|US4423843 *||Feb 24, 1982||Jan 3, 1984||General Motors Corporation||Electromagnetic fuel injector with armature stop and adjustable armature spring|
|US4621772 *||May 6, 1985||Nov 11, 1986||General Motors Corporation||Electromagnetic fuel injector with thin orifice director plate|
|US4646974 *||May 6, 1985||Mar 3, 1987||General Motors Corporation||Electromagnetic fuel injector with orifice director plate|
|US4890794 *||Sep 12, 1988||Jan 2, 1990||Robert Bosch Gmbh||Perforated body for a fuel injection valve|
|US4903898 *||Feb 10, 1989||Feb 27, 1990||Robert Bosch Gmbh||Fuel injection valve|
|US4907745 *||May 20, 1988||Mar 13, 1990||Robert Bosch Gmbh||Fuel injection valve and method for adjusting it|
|Citing Patent||Filing date||Publication date||Applicant||Title|

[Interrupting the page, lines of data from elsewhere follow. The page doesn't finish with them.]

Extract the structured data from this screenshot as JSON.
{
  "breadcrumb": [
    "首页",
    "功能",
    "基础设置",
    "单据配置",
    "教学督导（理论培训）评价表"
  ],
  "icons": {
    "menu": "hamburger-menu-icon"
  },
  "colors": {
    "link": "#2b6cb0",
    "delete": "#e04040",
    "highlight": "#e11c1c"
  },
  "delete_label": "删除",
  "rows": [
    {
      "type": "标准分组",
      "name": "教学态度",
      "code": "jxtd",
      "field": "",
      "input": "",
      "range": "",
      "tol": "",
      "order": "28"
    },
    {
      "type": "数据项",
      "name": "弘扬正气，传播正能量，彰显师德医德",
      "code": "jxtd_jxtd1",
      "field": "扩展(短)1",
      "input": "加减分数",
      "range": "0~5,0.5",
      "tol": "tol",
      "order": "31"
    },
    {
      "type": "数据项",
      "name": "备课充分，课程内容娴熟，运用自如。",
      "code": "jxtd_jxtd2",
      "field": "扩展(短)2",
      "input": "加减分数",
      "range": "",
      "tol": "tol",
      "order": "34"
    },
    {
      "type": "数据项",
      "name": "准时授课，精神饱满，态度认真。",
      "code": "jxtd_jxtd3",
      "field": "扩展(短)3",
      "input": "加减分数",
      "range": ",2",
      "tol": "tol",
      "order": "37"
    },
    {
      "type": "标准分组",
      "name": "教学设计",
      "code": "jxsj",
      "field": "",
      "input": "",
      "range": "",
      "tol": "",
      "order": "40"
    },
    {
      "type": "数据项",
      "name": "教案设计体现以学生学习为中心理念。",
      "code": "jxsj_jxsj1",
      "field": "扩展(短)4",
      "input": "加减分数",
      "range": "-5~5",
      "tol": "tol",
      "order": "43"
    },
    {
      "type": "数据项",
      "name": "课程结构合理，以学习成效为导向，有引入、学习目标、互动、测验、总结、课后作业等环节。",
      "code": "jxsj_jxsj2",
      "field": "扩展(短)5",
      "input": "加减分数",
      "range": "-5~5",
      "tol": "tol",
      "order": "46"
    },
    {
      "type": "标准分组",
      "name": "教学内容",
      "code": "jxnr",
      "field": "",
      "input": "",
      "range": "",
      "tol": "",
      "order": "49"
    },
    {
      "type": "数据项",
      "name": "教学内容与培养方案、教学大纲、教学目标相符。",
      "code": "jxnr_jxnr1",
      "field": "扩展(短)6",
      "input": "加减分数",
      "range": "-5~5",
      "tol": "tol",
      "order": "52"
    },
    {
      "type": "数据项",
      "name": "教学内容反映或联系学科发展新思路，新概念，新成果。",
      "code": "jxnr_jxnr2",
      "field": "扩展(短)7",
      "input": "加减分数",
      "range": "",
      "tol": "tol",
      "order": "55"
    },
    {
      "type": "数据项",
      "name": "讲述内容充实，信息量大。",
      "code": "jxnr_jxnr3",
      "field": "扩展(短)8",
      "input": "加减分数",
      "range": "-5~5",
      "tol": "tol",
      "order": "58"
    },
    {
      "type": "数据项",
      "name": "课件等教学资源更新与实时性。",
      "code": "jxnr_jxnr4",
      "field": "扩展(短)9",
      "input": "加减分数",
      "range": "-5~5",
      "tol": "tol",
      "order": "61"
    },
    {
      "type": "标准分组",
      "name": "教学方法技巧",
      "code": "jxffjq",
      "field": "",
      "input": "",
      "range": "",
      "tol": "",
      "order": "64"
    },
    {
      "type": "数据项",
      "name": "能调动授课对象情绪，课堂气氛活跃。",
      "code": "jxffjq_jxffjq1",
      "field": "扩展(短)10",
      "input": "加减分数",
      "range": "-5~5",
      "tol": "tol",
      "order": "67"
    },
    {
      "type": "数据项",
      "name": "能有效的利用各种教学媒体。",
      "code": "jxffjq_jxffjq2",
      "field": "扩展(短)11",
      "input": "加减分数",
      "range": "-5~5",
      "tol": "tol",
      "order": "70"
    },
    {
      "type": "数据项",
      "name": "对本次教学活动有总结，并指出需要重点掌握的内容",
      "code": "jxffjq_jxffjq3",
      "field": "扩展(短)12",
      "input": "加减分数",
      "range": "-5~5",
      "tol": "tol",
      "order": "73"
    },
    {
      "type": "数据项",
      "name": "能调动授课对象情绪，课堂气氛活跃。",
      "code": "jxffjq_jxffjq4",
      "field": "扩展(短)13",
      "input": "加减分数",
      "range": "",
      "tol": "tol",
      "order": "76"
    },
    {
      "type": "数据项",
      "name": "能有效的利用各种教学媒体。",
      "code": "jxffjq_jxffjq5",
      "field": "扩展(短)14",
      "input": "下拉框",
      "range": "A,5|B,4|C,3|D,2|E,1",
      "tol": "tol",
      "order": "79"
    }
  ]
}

|US5518185 *||Mar 7, 1994||May 21, 1996||Nipponfrndo Co., Ltd.||Electromagnetic valve for fluid injection|
|US5651501 *||Dec 23, 1993||Jul 29, 1997||Caterpillar Inc.||Fluid damping of a valve assembly|
|US5918818 *||May 21, 1997||Jul 6, 1999||Denso Corporation||Electromagnetically actuated injection valve|
|U.S. Classification||239/585.4, 239/596|
|International Classification||F02M61/18, F02M51/06, F02M61/06, F02M51/08|
|Cooperative Classification||Y10S239/90, F02M2051/08, F02M51/0678, F02M61/188, F02M61/1853, F02M61/06|
|European Classification||F02M61/18K, F02M61/18C, F02M61/06, F02M51/06B2E2A1|
|Nov 7, 1994||FPAY||Fee payment|
Year of fee payment: 4
|Nov 6, 1998||FPAY||Fee payment|
Year of fee payment: 8
|Nov 14, 2002||FPAY||Fee payment|
Year of fee payment: 12